BEGIN GIVEN DATA
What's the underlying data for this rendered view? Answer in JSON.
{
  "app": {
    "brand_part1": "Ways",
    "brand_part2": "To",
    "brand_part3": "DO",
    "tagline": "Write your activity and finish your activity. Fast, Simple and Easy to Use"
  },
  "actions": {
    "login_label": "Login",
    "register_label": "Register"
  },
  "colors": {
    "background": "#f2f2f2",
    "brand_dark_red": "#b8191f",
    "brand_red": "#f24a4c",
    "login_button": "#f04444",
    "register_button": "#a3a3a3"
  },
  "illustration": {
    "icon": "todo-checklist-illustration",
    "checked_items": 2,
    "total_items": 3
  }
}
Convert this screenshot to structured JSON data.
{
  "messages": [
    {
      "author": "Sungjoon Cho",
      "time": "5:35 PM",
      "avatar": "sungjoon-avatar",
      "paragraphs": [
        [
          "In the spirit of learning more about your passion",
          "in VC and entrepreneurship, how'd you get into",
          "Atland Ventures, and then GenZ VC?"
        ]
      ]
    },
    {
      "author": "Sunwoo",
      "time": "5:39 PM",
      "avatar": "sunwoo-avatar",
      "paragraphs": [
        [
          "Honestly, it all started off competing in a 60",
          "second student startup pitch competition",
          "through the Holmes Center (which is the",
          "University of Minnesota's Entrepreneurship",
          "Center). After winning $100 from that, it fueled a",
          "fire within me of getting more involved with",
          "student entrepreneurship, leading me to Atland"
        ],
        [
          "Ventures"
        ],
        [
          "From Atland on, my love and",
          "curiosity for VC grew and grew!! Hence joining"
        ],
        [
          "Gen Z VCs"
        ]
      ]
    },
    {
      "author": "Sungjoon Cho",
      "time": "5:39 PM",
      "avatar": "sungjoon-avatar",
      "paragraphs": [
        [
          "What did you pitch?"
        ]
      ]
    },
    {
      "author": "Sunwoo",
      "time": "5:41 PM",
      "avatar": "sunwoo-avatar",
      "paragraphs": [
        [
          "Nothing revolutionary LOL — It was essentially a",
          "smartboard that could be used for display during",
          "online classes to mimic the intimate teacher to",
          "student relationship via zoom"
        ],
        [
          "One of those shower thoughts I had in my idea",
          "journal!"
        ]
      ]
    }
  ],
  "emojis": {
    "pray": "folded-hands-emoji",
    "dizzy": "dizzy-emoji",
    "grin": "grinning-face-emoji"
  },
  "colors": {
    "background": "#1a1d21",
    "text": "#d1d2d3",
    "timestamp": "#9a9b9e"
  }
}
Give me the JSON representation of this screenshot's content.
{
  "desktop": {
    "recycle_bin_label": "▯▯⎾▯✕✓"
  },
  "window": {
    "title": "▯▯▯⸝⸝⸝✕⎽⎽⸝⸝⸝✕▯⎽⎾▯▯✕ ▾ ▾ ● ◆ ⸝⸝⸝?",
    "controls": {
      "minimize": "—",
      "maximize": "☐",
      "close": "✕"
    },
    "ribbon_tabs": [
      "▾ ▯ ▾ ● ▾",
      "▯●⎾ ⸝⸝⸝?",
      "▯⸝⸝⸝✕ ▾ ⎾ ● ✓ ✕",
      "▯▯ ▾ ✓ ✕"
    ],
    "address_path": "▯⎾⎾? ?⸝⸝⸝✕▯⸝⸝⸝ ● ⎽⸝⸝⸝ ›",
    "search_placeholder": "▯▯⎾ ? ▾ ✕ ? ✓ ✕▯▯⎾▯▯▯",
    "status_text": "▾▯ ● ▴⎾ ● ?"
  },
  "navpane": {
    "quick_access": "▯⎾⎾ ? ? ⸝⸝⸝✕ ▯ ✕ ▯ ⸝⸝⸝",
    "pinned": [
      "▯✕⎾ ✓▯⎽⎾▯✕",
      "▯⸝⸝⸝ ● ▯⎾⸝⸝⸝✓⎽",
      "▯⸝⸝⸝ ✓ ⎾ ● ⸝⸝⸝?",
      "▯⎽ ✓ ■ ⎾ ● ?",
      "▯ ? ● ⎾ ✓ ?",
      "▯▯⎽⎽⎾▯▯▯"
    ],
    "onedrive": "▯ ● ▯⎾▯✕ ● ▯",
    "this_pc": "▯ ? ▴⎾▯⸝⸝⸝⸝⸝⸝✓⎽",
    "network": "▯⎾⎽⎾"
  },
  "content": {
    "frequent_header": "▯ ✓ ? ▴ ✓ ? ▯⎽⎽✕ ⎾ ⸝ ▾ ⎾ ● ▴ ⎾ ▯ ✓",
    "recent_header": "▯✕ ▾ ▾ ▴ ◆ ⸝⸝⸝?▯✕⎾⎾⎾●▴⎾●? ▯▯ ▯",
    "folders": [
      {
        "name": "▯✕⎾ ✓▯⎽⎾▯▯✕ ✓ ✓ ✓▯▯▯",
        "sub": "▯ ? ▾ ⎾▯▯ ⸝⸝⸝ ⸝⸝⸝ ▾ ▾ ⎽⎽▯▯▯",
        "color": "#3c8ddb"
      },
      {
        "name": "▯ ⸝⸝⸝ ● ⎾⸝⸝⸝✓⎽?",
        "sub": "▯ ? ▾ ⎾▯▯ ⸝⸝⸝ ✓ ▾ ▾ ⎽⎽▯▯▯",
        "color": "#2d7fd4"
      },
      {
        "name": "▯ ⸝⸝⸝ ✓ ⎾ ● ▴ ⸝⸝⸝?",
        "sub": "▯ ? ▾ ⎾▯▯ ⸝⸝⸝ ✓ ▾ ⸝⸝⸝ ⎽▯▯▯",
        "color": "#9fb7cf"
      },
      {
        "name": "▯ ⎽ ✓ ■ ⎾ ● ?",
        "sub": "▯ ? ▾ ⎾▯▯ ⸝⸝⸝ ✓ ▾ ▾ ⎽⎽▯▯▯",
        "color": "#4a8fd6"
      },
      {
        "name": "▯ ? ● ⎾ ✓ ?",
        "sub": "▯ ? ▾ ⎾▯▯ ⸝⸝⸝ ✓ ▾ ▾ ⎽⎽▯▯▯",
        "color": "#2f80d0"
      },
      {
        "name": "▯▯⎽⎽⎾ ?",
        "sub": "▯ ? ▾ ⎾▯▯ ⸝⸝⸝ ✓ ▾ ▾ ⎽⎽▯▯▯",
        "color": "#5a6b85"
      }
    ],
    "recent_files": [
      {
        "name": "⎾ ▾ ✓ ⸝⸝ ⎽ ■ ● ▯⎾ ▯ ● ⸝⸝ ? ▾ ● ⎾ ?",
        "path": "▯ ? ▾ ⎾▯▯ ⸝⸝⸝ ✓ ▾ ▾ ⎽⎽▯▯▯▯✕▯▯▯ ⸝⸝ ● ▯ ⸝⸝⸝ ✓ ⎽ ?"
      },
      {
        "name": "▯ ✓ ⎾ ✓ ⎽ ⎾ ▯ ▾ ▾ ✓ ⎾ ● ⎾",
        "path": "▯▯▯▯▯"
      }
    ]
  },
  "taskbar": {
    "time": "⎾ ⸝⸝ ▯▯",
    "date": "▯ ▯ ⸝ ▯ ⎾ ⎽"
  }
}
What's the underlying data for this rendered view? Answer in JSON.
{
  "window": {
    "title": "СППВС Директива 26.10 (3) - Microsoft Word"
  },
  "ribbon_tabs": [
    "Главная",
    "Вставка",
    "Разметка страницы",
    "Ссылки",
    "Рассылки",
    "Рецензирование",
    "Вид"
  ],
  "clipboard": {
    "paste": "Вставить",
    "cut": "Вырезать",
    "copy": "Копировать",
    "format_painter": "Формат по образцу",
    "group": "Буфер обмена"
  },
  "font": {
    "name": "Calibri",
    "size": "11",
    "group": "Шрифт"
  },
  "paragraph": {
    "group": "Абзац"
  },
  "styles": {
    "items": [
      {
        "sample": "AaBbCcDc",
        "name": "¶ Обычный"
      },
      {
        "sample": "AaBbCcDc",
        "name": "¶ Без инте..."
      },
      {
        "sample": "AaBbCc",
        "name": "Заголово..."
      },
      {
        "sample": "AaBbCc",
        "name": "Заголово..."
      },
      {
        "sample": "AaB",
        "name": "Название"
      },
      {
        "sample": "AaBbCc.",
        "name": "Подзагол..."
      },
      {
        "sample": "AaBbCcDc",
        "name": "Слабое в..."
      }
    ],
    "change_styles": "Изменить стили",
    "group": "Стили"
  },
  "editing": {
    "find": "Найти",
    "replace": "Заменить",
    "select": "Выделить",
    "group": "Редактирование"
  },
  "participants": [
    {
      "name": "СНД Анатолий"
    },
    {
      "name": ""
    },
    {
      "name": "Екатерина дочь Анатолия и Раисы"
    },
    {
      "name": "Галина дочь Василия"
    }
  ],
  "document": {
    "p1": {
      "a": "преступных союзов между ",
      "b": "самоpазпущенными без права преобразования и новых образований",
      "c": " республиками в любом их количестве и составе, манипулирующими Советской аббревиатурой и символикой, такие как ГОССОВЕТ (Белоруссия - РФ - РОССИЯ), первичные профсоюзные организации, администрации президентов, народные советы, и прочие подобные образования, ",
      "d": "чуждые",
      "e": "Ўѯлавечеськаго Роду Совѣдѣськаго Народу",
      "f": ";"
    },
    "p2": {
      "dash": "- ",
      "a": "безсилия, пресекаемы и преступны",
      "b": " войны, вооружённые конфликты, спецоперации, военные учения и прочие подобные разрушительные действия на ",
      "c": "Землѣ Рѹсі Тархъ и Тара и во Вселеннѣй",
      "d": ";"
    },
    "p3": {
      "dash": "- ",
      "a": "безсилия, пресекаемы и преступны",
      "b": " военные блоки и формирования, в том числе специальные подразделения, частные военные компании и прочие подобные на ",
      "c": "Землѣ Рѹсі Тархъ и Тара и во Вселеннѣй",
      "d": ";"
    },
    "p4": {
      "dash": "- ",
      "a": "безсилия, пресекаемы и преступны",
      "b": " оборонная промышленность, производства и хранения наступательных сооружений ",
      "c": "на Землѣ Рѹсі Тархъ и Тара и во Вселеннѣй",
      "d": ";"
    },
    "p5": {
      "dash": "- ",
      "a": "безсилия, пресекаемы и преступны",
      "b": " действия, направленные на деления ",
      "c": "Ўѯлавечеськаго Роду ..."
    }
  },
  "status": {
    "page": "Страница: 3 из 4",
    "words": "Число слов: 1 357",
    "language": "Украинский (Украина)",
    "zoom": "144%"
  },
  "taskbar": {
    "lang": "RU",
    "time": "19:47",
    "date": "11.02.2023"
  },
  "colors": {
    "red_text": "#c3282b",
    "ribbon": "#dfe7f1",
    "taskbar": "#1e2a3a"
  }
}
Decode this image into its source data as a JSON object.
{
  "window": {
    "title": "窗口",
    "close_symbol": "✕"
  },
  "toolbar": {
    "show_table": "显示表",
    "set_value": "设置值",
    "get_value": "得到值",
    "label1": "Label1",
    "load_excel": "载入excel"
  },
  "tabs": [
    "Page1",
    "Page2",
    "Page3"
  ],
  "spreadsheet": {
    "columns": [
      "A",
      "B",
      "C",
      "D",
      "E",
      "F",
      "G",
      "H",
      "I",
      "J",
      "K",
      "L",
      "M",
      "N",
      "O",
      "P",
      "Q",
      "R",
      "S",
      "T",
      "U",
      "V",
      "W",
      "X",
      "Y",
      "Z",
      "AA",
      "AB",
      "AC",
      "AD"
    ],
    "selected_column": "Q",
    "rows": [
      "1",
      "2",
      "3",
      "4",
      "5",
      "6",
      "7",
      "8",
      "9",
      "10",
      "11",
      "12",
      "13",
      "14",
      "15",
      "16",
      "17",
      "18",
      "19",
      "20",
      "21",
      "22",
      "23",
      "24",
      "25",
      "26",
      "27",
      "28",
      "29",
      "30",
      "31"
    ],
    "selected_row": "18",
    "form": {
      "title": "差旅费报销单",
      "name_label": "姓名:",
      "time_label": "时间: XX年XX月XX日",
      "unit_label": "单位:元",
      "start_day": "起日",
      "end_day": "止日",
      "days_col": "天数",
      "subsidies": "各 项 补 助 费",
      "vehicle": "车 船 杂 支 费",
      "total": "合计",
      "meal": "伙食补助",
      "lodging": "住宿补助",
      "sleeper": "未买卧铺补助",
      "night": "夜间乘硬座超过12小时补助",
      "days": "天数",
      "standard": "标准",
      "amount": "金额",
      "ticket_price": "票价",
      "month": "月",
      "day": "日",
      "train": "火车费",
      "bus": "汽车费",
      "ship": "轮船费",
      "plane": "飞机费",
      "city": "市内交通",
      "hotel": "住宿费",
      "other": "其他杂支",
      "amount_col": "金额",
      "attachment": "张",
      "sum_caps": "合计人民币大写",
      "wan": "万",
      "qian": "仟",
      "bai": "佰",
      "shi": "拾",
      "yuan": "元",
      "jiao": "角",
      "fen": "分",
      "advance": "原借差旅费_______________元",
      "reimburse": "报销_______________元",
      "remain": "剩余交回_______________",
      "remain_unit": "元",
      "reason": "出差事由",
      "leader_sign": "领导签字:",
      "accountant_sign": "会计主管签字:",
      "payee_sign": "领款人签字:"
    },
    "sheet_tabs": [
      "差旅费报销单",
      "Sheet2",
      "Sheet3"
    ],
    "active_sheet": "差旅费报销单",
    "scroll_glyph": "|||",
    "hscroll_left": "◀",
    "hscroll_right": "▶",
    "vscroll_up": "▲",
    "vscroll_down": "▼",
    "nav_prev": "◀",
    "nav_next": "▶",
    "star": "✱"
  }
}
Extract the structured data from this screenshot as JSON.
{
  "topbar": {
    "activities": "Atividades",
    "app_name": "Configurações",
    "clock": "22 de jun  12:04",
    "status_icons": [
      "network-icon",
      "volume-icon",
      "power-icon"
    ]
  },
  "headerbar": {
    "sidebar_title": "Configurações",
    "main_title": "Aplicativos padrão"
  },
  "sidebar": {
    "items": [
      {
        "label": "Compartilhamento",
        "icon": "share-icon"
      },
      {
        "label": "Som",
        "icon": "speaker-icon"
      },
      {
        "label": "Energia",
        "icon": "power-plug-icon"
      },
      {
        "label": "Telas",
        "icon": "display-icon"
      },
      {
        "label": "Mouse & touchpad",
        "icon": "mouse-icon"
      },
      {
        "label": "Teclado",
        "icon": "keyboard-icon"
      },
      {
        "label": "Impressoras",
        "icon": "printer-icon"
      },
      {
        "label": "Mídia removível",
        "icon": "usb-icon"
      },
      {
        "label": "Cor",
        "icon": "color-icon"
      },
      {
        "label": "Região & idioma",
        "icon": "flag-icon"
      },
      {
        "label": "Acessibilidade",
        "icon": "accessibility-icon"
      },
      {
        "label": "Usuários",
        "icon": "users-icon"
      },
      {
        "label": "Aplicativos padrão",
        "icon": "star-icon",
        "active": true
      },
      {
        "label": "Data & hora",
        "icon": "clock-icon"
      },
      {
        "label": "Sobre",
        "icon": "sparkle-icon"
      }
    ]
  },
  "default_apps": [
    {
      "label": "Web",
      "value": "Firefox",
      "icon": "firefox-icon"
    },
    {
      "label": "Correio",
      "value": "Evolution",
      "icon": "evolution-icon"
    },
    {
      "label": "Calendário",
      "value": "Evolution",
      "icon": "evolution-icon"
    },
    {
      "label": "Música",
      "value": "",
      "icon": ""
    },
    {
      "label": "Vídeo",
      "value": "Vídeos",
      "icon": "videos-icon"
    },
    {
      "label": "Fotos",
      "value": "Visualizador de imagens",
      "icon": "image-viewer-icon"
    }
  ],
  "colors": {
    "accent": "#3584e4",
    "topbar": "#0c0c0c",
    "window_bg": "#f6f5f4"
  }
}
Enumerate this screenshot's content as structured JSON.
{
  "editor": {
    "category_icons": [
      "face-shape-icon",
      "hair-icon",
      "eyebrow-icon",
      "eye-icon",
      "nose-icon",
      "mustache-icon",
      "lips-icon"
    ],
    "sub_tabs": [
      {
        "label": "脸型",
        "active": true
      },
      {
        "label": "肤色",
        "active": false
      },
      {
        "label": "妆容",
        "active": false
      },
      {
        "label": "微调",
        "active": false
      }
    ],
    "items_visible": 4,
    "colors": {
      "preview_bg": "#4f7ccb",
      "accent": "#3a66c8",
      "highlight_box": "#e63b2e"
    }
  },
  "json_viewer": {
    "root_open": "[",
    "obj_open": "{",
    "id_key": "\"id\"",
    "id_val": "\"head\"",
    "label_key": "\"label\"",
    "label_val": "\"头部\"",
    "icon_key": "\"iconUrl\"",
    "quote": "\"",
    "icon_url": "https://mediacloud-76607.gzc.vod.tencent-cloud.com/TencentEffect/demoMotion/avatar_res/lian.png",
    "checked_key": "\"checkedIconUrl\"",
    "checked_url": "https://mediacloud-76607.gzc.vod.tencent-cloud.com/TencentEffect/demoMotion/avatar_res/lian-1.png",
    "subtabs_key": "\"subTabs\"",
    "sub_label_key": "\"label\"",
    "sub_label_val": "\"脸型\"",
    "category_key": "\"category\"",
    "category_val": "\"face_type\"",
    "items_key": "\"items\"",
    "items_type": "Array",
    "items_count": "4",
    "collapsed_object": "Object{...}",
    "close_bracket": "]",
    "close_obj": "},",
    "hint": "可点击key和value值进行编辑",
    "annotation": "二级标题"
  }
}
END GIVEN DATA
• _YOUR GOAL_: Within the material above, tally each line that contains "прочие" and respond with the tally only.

• _PROBLEM SOLUTION_: 3